▶ REQUIREMENT
Filter out every line below that lacks "JSON", and copy the rest.

▶ INPUT RECORDS
..............................

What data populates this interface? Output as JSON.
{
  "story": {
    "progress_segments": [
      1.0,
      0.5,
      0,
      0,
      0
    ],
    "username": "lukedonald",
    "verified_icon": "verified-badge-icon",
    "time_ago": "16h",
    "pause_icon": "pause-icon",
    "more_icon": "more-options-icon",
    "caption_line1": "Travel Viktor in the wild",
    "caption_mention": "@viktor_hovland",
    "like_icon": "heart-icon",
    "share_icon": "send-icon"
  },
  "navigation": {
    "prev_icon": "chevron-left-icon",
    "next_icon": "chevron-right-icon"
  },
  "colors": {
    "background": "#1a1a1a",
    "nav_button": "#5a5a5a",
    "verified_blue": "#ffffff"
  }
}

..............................

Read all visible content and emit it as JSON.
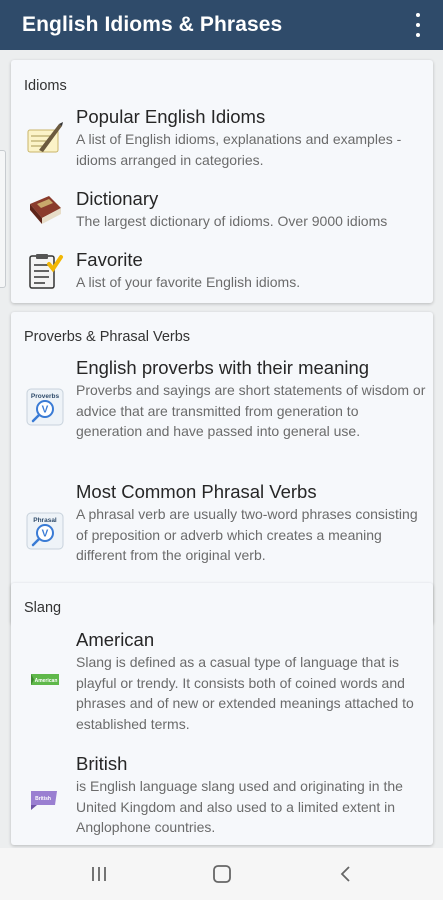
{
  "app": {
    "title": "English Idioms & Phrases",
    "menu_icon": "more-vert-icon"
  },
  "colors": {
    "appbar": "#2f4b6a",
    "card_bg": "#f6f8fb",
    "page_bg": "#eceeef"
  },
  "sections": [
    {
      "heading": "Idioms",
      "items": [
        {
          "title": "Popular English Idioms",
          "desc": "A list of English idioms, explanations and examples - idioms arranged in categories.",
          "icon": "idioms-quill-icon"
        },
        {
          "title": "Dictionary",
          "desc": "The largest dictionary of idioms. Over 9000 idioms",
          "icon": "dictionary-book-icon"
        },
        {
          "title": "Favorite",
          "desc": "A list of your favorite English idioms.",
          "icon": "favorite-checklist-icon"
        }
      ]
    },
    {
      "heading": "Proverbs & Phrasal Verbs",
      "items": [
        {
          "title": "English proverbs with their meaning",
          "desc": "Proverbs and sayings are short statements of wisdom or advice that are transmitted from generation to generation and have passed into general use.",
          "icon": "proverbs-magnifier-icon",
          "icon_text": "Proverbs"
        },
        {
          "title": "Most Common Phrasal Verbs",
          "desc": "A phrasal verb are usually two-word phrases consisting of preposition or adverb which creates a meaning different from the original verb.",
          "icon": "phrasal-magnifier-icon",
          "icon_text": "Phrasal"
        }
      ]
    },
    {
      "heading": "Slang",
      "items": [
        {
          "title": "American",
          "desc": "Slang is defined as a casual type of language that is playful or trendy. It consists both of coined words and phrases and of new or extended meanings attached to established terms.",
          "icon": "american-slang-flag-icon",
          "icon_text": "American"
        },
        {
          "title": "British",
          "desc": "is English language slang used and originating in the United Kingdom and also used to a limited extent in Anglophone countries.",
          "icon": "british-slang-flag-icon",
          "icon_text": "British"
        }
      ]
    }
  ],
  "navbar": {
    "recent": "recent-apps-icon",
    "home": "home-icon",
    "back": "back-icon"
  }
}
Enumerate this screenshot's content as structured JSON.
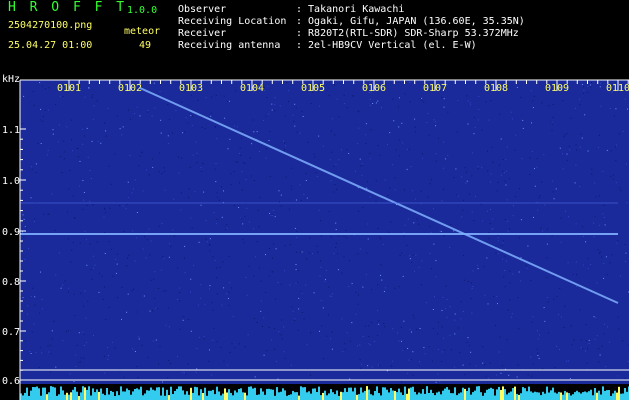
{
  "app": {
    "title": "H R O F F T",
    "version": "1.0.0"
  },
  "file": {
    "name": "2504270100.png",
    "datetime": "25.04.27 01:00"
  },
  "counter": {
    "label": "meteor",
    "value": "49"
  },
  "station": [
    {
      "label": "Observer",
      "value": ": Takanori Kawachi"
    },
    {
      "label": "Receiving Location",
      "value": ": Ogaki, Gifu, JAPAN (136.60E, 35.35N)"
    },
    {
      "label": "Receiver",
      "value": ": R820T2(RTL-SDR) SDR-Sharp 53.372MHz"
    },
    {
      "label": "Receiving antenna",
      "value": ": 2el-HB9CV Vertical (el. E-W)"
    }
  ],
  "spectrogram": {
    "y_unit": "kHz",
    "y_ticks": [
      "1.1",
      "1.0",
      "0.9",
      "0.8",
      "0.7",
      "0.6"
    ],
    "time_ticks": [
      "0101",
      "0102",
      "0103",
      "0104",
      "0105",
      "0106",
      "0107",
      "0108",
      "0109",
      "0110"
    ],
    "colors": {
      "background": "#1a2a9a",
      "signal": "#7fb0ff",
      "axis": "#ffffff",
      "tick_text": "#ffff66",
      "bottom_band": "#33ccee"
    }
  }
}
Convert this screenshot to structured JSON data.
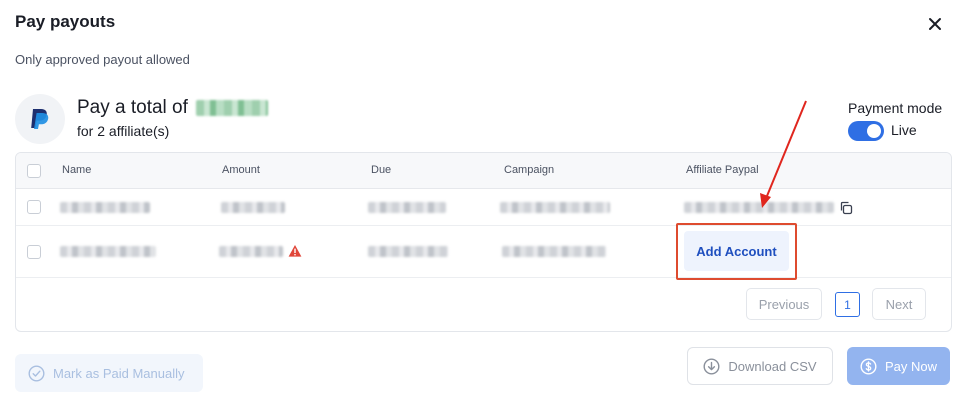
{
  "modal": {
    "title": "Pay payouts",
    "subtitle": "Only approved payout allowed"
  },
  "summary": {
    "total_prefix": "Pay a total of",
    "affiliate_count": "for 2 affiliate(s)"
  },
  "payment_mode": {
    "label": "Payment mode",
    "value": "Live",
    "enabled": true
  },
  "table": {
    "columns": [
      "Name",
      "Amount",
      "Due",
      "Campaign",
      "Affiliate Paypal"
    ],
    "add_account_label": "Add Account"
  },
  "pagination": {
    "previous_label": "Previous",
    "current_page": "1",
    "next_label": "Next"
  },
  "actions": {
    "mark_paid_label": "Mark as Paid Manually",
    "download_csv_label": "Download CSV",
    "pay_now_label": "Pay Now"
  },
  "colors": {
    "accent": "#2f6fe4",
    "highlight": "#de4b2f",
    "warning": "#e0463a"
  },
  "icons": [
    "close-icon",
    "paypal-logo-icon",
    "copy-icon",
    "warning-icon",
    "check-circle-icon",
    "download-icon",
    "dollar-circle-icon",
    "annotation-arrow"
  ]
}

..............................

▶ RESULT
What data populates this interface? Output as JSON.
Read all visible content and emit it as JSON.
Enumerate this screenshot's content as structured JSON.
Convert this screenshot to structured JSON data.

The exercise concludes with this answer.